- ABA and HLS, “Public Access to Federally Funded Research: Copyright and Other Issues” (video)
- BUDAPEST OPEN ACCESS INITIATIVE: For the ten year anniversary of its landmark convening in 2002, the Budapest Open Access Initiative (BOAI) reconvened this February, with plans to release a statement of recommendations for the next ten years. Peter Suber was the principal drafter of the BOAI statement ten years ago and is convening the effort to draft a new statement. In a February 2012 blog post, Melissa Hagemann of the Open Society Foundations announced and outlined the principles that would underlie the reconvening: We plan to develop a set of recommendations which will help guide the movement over the next ten years. We will be exploring issues of sustainability, what we can do to further support OA in developing and transition countries, and what implications OA has for measuring the impact of research, and encouraging its reuse. But just like the first meeting in Budapest, we will be keeping the agenda as open as possible. We want to encourage the creative thinking that led to the conception of Open Access in the first place, thinking that has inspired a global movement which cannot now be claimed by any single institution, but is a testament to the power of a good idea to spread across institutional boundaries and disciplines.
Work and Consultation with other Institutions
- “A GUIDE TO BEST PRACTICES FOR UNIVERSITY OPEN ACCESS POLICIES”: HOAP Principals Peter Suber and Stuart Shieber, in collaboration with the Office of Scholarly Communication, are currently drafting A Guide to Best Practices for University Open Access Policies. When the draft is ready, the team will share it with major partner institutions this summer, soliciting feedback, contributions, and endorsements. They hope to release the first public version in the fall.
- TAGTEAM 1.0: HOAP and the Harvard Library Lab, led by Peter and Dan Collis-Puro, have soft launched their open source social tagging tool, TagTeam 1.0; an official launch is coming soon. On his blog, Dan describes TagTeam as “an RSS/Atom/RDF aggregator that allows administrators to remix and republish feeds on multiple levels...it also allows for the filtering of tags – additions, substitutions, and removals in a flexible ‘tiered’ filtering system.” Peter will use TagTeam to enhance the Open Access Tracking Project (OATP) as a way to alert the OA community of new developments and to organize knowledge of the field. Anticipating wide use beyond the OA community, Dan and Peter will continue work on TagTeam 2.0 over the summer and into the future. TagTeam was funded by the Library Lab, conceived by Peter, and coded by Dan at the Berkman Center.
- FEDERAL RESEARCH PUBLIC ACCESS ACT: HOAP continues to work with allies, especially SPARC and the ATA, on strategies to pass the Federal Research Public Access Act (FRPAA), a bill which would require free online public access to a very large portion of publicly-funded research in the United States.
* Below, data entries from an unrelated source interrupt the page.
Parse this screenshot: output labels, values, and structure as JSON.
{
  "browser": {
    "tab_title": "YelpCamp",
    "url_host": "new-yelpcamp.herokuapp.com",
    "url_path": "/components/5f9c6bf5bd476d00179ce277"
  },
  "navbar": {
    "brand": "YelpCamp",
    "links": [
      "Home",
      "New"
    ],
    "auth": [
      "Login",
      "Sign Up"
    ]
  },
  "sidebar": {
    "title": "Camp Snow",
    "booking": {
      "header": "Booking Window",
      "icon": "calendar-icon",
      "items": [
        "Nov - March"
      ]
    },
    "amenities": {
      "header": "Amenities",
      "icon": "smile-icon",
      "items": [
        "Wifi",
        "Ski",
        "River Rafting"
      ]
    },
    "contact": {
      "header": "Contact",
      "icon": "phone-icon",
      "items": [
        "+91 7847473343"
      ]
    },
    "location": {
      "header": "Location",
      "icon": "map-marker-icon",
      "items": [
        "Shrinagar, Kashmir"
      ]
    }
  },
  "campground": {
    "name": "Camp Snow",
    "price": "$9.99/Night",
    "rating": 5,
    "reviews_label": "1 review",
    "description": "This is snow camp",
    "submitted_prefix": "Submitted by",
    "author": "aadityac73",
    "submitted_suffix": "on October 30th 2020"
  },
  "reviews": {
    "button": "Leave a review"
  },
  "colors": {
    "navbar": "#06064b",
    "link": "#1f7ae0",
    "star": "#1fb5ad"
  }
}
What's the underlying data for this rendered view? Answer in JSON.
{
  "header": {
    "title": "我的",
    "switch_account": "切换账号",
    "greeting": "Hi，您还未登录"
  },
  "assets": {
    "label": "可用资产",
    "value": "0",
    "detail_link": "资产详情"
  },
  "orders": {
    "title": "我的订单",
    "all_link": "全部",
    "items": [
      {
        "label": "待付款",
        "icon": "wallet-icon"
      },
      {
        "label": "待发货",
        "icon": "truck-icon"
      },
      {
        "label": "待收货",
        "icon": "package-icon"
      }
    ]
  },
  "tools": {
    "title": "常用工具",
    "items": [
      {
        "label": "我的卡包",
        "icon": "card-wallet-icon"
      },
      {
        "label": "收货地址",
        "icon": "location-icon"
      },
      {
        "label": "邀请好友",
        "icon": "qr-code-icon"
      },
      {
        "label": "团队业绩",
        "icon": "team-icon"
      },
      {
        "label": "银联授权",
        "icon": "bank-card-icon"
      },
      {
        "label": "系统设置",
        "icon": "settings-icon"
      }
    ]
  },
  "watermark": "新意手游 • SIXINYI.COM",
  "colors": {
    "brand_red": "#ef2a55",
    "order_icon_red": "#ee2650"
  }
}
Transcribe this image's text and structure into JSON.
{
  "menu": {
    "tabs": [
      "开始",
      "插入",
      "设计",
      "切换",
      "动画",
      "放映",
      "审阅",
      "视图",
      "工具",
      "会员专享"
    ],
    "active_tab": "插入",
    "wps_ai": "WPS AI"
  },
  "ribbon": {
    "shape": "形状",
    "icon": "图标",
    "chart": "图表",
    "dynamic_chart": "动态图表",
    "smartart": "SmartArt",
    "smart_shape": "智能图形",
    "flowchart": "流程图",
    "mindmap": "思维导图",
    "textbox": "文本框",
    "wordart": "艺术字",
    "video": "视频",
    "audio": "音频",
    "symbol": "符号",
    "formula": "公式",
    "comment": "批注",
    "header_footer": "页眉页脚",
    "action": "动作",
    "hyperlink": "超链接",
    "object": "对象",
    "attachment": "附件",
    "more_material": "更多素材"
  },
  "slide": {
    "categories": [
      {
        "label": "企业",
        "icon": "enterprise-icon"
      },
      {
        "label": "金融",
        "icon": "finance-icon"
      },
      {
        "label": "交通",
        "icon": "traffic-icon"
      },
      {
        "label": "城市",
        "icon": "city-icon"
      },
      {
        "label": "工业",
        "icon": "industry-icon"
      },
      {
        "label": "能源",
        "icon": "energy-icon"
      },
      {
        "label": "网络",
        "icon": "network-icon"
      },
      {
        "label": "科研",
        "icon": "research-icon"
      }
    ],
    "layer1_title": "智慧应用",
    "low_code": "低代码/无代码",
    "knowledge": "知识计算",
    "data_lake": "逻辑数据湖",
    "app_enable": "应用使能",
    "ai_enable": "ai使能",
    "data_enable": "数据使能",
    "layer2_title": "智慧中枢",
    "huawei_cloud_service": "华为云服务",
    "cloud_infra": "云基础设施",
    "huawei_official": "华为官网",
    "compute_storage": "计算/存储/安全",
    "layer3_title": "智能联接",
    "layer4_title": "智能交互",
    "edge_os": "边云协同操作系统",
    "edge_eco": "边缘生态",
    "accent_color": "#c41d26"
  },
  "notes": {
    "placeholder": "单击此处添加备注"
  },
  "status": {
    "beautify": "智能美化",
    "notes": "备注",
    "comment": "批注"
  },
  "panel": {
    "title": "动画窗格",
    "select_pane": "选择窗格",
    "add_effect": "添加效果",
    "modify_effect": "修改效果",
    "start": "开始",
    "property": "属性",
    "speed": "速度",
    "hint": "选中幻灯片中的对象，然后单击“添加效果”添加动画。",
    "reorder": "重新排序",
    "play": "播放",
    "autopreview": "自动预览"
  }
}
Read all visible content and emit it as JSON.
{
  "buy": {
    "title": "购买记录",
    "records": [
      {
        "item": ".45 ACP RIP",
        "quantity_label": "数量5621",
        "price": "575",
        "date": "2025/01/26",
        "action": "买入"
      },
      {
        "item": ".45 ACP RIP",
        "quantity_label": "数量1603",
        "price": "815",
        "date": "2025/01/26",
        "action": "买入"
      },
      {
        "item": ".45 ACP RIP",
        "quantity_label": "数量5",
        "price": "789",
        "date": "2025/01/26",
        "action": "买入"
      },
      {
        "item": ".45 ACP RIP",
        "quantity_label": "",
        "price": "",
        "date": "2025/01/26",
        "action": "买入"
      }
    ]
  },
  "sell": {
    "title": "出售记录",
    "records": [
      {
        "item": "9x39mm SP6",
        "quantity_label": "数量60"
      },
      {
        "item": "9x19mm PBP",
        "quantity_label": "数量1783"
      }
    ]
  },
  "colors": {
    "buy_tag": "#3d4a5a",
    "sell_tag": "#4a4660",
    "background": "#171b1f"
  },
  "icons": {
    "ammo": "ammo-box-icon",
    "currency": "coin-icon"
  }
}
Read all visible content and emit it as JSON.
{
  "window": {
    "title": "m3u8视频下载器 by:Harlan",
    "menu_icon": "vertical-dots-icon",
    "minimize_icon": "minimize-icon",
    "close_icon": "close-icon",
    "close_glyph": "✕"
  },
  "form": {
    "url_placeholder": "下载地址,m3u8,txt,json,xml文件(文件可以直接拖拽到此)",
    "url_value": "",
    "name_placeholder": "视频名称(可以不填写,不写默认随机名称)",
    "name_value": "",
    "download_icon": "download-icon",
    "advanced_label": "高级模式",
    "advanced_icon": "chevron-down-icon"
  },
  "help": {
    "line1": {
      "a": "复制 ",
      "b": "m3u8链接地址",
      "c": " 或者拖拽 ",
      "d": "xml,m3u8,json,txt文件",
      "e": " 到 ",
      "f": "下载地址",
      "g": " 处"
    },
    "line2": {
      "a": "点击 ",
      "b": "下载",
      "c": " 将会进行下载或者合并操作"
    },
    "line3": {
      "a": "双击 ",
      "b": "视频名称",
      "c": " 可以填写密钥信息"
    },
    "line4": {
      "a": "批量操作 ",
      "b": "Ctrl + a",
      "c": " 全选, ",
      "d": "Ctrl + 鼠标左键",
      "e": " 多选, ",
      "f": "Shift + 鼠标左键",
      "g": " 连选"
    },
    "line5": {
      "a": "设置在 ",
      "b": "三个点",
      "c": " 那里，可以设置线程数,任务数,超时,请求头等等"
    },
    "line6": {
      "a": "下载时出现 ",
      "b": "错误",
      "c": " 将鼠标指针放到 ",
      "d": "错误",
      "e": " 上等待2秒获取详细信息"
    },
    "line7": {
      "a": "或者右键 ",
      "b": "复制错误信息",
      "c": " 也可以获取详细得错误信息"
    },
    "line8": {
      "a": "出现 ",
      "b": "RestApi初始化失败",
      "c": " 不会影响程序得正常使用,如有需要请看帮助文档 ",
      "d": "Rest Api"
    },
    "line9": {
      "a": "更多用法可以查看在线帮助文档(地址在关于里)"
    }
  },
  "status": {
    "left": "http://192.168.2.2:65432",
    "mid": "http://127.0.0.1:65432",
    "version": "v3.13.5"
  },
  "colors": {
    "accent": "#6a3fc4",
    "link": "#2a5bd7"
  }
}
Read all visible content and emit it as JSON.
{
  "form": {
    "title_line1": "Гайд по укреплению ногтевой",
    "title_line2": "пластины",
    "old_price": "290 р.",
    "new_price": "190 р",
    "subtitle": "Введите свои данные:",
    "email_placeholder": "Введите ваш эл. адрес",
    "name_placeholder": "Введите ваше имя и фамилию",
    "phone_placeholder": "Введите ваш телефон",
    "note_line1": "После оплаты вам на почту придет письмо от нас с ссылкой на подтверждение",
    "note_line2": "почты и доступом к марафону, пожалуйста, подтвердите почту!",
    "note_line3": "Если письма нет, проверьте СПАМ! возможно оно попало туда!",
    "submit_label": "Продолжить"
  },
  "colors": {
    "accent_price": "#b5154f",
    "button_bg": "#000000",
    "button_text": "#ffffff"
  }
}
- For extensive notes on FRPAA, see the wiki page devoted to the topic
- SOCIETY PUBLISHERS & OA JOURNALS: Peter and Caroline Sutton have been maintaining an OA spreadsheet that lists over 600 OA journals published by scholarly societies from across the globe. The spreadsheet is openly editable.
- OPEN ACCESS TRACKING PROJECT: HOAP continued to build and manage the Open Access Tracking Project (OATP), soon to be enhanced by the transition from Connotea to TagTeam.
- OPEN ACCESS DIRECTORY: Peter and HOAP research assistants Emily Kilcer and Andrea Bernard continued to update and expand the Open Access Directory (OAD).